__What the exercise asks__:
Please retype the entries below exactly as they are written.

App and web page records
__________________________________________________

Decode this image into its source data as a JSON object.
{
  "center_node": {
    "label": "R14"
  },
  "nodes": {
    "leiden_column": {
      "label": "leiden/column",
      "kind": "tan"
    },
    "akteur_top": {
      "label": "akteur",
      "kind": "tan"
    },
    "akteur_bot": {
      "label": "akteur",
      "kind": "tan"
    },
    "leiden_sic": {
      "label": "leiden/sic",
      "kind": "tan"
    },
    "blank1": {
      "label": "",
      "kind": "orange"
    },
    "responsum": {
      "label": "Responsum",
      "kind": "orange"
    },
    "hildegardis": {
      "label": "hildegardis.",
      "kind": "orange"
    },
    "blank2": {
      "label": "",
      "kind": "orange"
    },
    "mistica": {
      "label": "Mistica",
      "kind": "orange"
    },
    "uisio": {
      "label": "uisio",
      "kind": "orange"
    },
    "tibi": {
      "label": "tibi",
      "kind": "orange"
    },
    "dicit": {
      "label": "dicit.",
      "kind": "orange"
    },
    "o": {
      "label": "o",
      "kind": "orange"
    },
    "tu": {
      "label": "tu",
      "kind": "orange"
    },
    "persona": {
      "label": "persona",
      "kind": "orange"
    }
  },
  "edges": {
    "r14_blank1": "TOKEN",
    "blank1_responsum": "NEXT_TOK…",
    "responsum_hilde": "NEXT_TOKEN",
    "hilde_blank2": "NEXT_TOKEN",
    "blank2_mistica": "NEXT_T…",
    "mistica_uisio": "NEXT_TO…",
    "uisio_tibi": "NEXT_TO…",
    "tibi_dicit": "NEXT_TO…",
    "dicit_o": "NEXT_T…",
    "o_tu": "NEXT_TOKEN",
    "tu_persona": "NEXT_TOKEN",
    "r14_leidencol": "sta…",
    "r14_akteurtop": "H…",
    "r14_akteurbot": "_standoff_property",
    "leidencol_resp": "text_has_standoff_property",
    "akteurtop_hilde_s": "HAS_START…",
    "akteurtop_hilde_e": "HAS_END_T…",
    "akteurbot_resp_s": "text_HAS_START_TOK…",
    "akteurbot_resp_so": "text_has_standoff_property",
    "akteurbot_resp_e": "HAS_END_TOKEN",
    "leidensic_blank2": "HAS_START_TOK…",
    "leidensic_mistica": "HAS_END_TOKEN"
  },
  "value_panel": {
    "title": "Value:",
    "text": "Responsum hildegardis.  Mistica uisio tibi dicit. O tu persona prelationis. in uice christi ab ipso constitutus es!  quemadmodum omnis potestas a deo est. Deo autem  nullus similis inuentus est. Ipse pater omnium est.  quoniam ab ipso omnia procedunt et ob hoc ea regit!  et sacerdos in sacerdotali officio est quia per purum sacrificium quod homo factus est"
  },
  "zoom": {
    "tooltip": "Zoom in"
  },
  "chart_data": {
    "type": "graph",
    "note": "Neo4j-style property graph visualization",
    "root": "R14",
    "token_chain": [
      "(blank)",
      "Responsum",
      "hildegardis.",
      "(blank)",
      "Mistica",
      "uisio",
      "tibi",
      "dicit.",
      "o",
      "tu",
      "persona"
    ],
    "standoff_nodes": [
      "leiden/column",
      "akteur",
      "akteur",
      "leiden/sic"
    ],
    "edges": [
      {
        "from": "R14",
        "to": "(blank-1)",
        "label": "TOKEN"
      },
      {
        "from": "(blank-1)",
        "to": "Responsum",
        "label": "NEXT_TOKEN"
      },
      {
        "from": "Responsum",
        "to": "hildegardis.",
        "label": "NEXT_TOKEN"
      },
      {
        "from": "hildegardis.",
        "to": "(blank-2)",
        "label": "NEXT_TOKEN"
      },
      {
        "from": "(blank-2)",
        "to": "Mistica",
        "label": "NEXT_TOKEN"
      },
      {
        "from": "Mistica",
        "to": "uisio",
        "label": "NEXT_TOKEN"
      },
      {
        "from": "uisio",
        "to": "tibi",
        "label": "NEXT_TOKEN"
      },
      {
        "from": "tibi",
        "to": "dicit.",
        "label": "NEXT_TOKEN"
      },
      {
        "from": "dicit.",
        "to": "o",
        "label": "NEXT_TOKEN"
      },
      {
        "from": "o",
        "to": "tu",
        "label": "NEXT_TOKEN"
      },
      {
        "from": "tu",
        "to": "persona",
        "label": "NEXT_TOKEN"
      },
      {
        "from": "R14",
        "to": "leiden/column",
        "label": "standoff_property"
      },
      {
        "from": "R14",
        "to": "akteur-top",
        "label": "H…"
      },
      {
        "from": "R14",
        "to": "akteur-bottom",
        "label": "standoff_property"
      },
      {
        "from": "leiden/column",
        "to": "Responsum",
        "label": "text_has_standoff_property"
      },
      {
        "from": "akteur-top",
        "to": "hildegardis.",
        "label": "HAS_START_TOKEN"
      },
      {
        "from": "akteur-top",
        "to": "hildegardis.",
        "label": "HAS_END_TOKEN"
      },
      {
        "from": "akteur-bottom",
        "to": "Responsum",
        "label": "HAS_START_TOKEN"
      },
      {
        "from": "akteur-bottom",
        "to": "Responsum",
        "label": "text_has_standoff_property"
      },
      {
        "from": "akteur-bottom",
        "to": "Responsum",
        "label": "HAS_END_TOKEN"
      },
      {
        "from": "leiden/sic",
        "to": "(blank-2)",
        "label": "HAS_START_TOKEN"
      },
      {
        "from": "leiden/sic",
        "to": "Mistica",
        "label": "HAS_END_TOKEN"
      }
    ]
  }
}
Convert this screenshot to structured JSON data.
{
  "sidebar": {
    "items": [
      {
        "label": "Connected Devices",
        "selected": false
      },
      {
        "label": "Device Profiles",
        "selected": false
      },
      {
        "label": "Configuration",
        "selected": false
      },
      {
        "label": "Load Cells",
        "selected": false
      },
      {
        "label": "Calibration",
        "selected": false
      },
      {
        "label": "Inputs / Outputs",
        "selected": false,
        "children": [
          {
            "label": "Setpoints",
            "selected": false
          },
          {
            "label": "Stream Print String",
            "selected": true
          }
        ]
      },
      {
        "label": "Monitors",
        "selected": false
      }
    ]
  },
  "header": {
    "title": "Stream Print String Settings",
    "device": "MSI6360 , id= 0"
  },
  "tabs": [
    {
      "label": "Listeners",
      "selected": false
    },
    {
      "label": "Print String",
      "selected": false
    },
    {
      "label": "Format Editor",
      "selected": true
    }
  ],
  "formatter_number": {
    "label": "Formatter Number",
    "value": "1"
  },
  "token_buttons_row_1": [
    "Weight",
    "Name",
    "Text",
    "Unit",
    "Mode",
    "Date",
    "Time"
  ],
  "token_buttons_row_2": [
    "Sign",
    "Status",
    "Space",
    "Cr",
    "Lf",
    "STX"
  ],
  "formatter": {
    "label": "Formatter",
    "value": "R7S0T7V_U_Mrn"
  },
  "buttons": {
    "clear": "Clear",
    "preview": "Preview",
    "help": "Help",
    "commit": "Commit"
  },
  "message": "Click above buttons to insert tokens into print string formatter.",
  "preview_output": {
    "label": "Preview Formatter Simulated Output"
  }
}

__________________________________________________

__Completed task__:
Decode this image into its source data as a JSON object.
{
  "center_node": {
    "label": "R14"
  },
  "nodes": {
    "leiden_column": {
      "label": "leiden/column",
      "kind": "tan"
    },
    "akteur_top": {
      "label": "akteur",
      "kind": "tan"
    },
    "akteur_bot": {
      "label": "akteur",
      "kind": "tan"
    },
    "leiden_sic": {
      "label": "leiden/sic",
      "kind": "tan"
    },
    "blank1": {
      "label": "",
      "kind": "orange"
    },
    "responsum": {
      "label": "Responsum",
      "kind": "orange"
    },
    "hildegardis": {
      "label": "hildegardis.",
      "kind": "orange"
    },
    "blank2": {
      "label": "",
      "kind": "orange"
    },
    "mistica": {
      "label": "Mistica",
      "kind": "orange"
    },
    "uisio": {
      "label": "uisio",
      "kind": "orange"
    },
    "tibi": {
      "label": "tibi",
      "kind": "orange"
    },
    "dicit": {
      "label": "dicit.",
      "kind": "orange"
    },
    "o": {
      "label": "o",
      "kind": "orange"
    },
    "tu": {
      "label": "tu",
      "kind": "orange"
    },
    "persona": {
      "label": "persona",
      "kind": "orange"
    }
  },
  "edges": {
    "r14_blank1": "TOKEN",
    "blank1_responsum": "NEXT_TOK…",
    "responsum_hilde": "NEXT_TOKEN",
    "hilde_blank2": "NEXT_TOKEN",
    "blank2_mistica": "NEXT_T…",
    "mistica_uisio": "NEXT_TO…",
    "uisio_tibi": "NEXT_TO…",
    "tibi_dicit": "NEXT_TO…",
    "dicit_o": "NEXT_T…",
    "o_tu": "NEXT_TOKEN",
    "tu_persona": "NEXT_TOKEN",
    "r14_leidencol": "sta…",
    "r14_akteurtop": "H…",
    "r14_akteurbot": "_standoff_property",
    "leidencol_resp": "text_has_standoff_property",
    "akteurtop_hilde_s": "HAS_START…",
    "akteurtop_hilde_e": "HAS_END_T…",
    "akteurbot_resp_s": "text_HAS_START_TOK…",
    "akteurbot_resp_so": "text_has_standoff_property",
    "akteurbot_resp_e": "HAS_END_TOKEN",
    "leidensic_blank2": "HAS_START_TOK…",
    "leidensic_mistica": "HAS_END_TOKEN"
  },
  "value_panel": {
    "title": "Value:",
    "text": "Responsum hildegardis.  Mistica uisio tibi dicit. O tu persona prelationis. in uice christi ab ipso constitutus es!  quemadmodum omnis potestas a deo est. Deo autem  nullus similis inuentus est. Ipse pater omnium est.  quoniam ab ipso omnia procedunt et ob hoc ea regit!  et sacerdos in sacerdotali officio est quia per purum sacrificium quod homo factus est"
  },
  "zoom": {
    "tooltip": "Zoom in"
  },
  "chart_data": {
    "type": "graph",
    "note": "Neo4j-style property graph visualization",
    "root": "R14",
    "token_chain": [
      "(blank)",
      "Responsum",
      "hildegardis.",
      "(blank)",
      "Mistica",
      "uisio",
      "tibi",
      "dicit.",
      "o",
      "tu",
      "persona"
    ],
    "standoff_nodes": [
      "leiden/column",
      "akteur",
      "akteur",
      "leiden/sic"
    ],
    "edges": [
      {
        "from": "R14",
        "to": "(blank-1)",
        "label": "TOKEN"
      },
      {
        "from": "(blank-1)",
        "to": "Responsum",
        "label": "NEXT_TOKEN"
      },
      {
        "from": "Responsum",
        "to": "hildegardis.",
        "label": "NEXT_TOKEN"
      },
      {
        "from": "hildegardis.",
        "to": "(blank-2)",
        "label": "NEXT_TOKEN"
      },
      {
        "from": "(blank-2)",
        "to": "Mistica",
        "label": "NEXT_TOKEN"
      },
      {
        "from": "Mistica",
        "to": "uisio",
        "label": "NEXT_TOKEN"
      },
      {
        "from": "uisio",
        "to": "tibi",
        "label": "NEXT_TOKEN"
      },
      {
        "from": "tibi",
        "to": "dicit.",
        "label": "NEXT_TOKEN"
      },
      {
        "from": "dicit.",
        "to": "o",
        "label": "NEXT_TOKEN"
      },
      {
        "from": "o",
        "to": "tu",
        "label": "NEXT_TOKEN"
      },
      {
        "from": "tu",
        "to": "persona",
        "label": "NEXT_TOKEN"
      },
      {
        "from": "R14",
        "to": "leiden/column",
        "label": "standoff_property"
      },
      {
        "from": "R14",
        "to": "akteur-top",
        "label": "H…"
      },
      {
        "from": "R14",
        "to": "akteur-bottom",
        "label": "standoff_property"
      },
      {
        "from": "leiden/column",
        "to": "Responsum",
        "label": "text_has_standoff_property"
      },
      {
        "from": "akteur-top",
        "to": "hildegardis.",
        "label": "HAS_START_TOKEN"
      },
      {
        "from": "akteur-top",
        "to": "hildegardis.",
        "label": "HAS_END_TOKEN"
      },
      {
        "from": "akteur-bottom",
        "to": "Responsum",
        "label": "HAS_START_TOKEN"
      },
      {
        "from": "akteur-bottom",
        "to": "Responsum",
        "label": "text_has_standoff_property"
      },
      {
        "from": "akteur-bottom",
        "to": "Responsum",
        "label": "HAS_END_TOKEN"
      },
      {
        "from": "leiden/sic",
        "to": "(blank-2)",
        "label": "HAS_START_TOKEN"
      },
      {
        "from": "leiden/sic",
        "to": "Mistica",
        "label": "HAS_END_TOKEN"
      }
    ]
  }
}
Convert this screenshot to structured JSON data.
{
  "sidebar": {
    "items": [
      {
        "label": "Connected Devices",
        "selected": false
      },
      {
        "label": "Device Profiles",
        "selected": false
      },
      {
        "label": "Configuration",
        "selected": false
      },
      {
        "label": "Load Cells",
        "selected": false
      },
      {
        "label": "Calibration",
        "selected": false
      },
      {
        "label": "Inputs / Outputs",
        "selected": false,
        "children": [
          {
            "label": "Setpoints",
            "selected": false
          },
          {
            "label": "Stream Print String",
            "selected": true
          }
        ]
      },
      {
        "label": "Monitors",
        "selected": false
      }
    ]
  },
  "header": {
    "title": "Stream Print String Settings",
    "device": "MSI6360 , id= 0"
  },
  "tabs": [
    {
      "label": "Listeners",
      "selected": false
    },
    {
      "label": "Print String",
      "selected": false
    },
    {
      "label": "Format Editor",
      "selected": true
    }
  ],
  "formatter_number": {
    "label": "Formatter Number",
    "value": "1"
  },
  "token_buttons_row_1": [
    "Weight",
    "Name",
    "Text",
    "Unit",
    "Mode",
    "Date",
    "Time"
  ],
  "token_buttons_row_2": [
    "Sign",
    "Status",
    "Space",
    "Cr",
    "Lf",
    "STX"
  ],
  "formatter": {
    "label": "Formatter",
    "value": "R7S0T7V_U_Mrn"
  },
  "buttons": {
    "clear": "Clear",
    "preview": "Preview",
    "help": "Help",
    "commit": "Commit"
  },
  "message": "Click above buttons to insert tokens into print string formatter.",
  "preview_output": {
    "label": "Preview Formatter Simulated Output"
  }
}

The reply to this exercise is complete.